“The data gives us a chance to have powerful conversations about groups of children who might not be doing as well as they should,” said Adams.
Other Data Fellows described variations on the workshop concept. Many build “data walks” to allow educators to be equal participants in the analysis process rather than just the object of the findings.
While the style of a data walk can vary, the core concept is to get people up, walking, and engaged around a set of questions. Facilitators are not telling participants what to think, but taking them through the process and helping them come to conclusions together.
“When we were able to present the data first and show them some of the bright spots, we get more buy-in,” Simon said. “People can really see how they can use data to help their work.”
Allowing Data to Drive Conversations
Collaboration is a crucial piece of this culture-building, allowing people to quickly and easily share and build on each other’s findings. The Data Fellows say it is important is to create a safe space where the educators can see themselves in the data and talk about their experiences. They’re more open about changes and where those changes could be seen in the metrics.

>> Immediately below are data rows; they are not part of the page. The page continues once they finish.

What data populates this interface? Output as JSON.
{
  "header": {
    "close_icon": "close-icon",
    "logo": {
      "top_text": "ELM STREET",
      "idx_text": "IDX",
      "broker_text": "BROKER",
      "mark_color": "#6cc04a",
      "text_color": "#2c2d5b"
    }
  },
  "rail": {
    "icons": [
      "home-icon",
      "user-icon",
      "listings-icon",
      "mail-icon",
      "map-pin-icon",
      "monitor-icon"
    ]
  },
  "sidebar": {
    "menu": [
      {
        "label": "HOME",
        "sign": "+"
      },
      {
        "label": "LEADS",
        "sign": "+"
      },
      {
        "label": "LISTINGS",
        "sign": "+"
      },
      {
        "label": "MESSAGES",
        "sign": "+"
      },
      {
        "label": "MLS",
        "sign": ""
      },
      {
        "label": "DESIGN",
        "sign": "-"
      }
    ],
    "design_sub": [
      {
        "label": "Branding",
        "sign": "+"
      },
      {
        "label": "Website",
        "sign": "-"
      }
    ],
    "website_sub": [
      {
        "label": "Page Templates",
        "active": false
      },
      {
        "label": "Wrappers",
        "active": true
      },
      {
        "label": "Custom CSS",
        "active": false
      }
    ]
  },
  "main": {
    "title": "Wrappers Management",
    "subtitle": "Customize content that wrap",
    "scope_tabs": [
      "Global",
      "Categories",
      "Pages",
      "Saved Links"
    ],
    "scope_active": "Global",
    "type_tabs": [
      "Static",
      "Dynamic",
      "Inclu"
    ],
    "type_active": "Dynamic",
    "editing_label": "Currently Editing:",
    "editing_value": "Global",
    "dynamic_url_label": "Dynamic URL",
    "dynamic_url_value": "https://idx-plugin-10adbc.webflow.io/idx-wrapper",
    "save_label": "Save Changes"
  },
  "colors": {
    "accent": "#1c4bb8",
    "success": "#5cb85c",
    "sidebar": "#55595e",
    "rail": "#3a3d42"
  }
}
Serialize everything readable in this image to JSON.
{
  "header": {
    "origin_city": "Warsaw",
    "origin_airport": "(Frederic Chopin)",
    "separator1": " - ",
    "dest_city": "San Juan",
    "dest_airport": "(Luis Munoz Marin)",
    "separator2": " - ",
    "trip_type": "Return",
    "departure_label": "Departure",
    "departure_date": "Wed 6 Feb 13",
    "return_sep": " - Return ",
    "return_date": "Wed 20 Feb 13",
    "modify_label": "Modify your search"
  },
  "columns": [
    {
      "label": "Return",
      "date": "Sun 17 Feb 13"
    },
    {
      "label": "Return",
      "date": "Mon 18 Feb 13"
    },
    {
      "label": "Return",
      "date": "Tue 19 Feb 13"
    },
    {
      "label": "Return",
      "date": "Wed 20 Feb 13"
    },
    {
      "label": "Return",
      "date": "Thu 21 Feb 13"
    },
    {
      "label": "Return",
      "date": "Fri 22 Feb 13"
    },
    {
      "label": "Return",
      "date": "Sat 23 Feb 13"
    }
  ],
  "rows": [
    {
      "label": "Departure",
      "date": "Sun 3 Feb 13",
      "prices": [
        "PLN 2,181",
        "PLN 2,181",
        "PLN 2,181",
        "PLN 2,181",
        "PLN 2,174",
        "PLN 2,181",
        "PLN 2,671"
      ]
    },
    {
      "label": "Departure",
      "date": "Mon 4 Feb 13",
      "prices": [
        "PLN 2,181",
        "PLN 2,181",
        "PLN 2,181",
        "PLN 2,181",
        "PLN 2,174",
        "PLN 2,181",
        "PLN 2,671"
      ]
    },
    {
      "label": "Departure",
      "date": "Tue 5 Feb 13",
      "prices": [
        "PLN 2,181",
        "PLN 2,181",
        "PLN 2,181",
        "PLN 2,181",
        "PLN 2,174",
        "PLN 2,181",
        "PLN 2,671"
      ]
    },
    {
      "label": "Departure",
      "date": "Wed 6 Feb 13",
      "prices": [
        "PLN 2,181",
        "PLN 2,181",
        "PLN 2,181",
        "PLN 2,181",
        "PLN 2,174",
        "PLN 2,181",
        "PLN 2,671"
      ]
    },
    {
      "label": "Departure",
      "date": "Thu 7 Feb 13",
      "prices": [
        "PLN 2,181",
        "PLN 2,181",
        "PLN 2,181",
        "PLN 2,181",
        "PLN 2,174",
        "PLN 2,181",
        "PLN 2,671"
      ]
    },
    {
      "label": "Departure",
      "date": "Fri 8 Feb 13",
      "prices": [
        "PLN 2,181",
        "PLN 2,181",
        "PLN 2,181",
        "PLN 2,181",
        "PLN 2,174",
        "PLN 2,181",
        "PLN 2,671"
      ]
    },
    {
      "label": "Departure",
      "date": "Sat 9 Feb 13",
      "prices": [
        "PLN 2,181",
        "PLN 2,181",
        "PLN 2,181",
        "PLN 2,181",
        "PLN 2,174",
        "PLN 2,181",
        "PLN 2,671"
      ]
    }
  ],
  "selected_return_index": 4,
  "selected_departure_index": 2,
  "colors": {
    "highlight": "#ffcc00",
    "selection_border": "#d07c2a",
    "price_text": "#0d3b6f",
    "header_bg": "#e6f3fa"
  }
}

In doing so, the review and analysis of student-performance data becomes something that happens through teachers, not just to them during evaluations. Treasure Valley’s Weppner has even seen a physical change in people as they go through the process.
“We will have meetings where people are quite reserved. But then they get up for the data walks, and that's when the conversation really starts to generate,” she said.
By exploring data alongside educators in a trusted and secure environment, administrators can empower teachers to do what is necessary to help their students be successful.
“Ultimately, I believe these conversations help to set up a strong factor analysis,” said Zimmerman. “Once everyone has a shared idea of what we know, we can start looking into the strategies that are helping and that are hindering progress.”
In return, teachers have confidence that the district understands their reality as they make difficult decisions or advocate for increased resources.
These types of feedback loops are critical to rebuilding data culture and the trust needed for schools to not just survive but to thrive.
And with the Every Student Succeeds Act (ESSA) era dawning, educators at all levels have an opportunity to learn from the lessons of the NCLB experience.
Kurz is optimistic that change is possible. While working alongside teachers and administrators to dive deeper into the data, he’s seen attitudes quickly change.
“Once we start digging, they realize they have a lot of data. Initially, we help them with that, but in the long term, we want to build capacity in the local sites so they can do it themselves. My hope is that I'm working myself out of a job,” he said.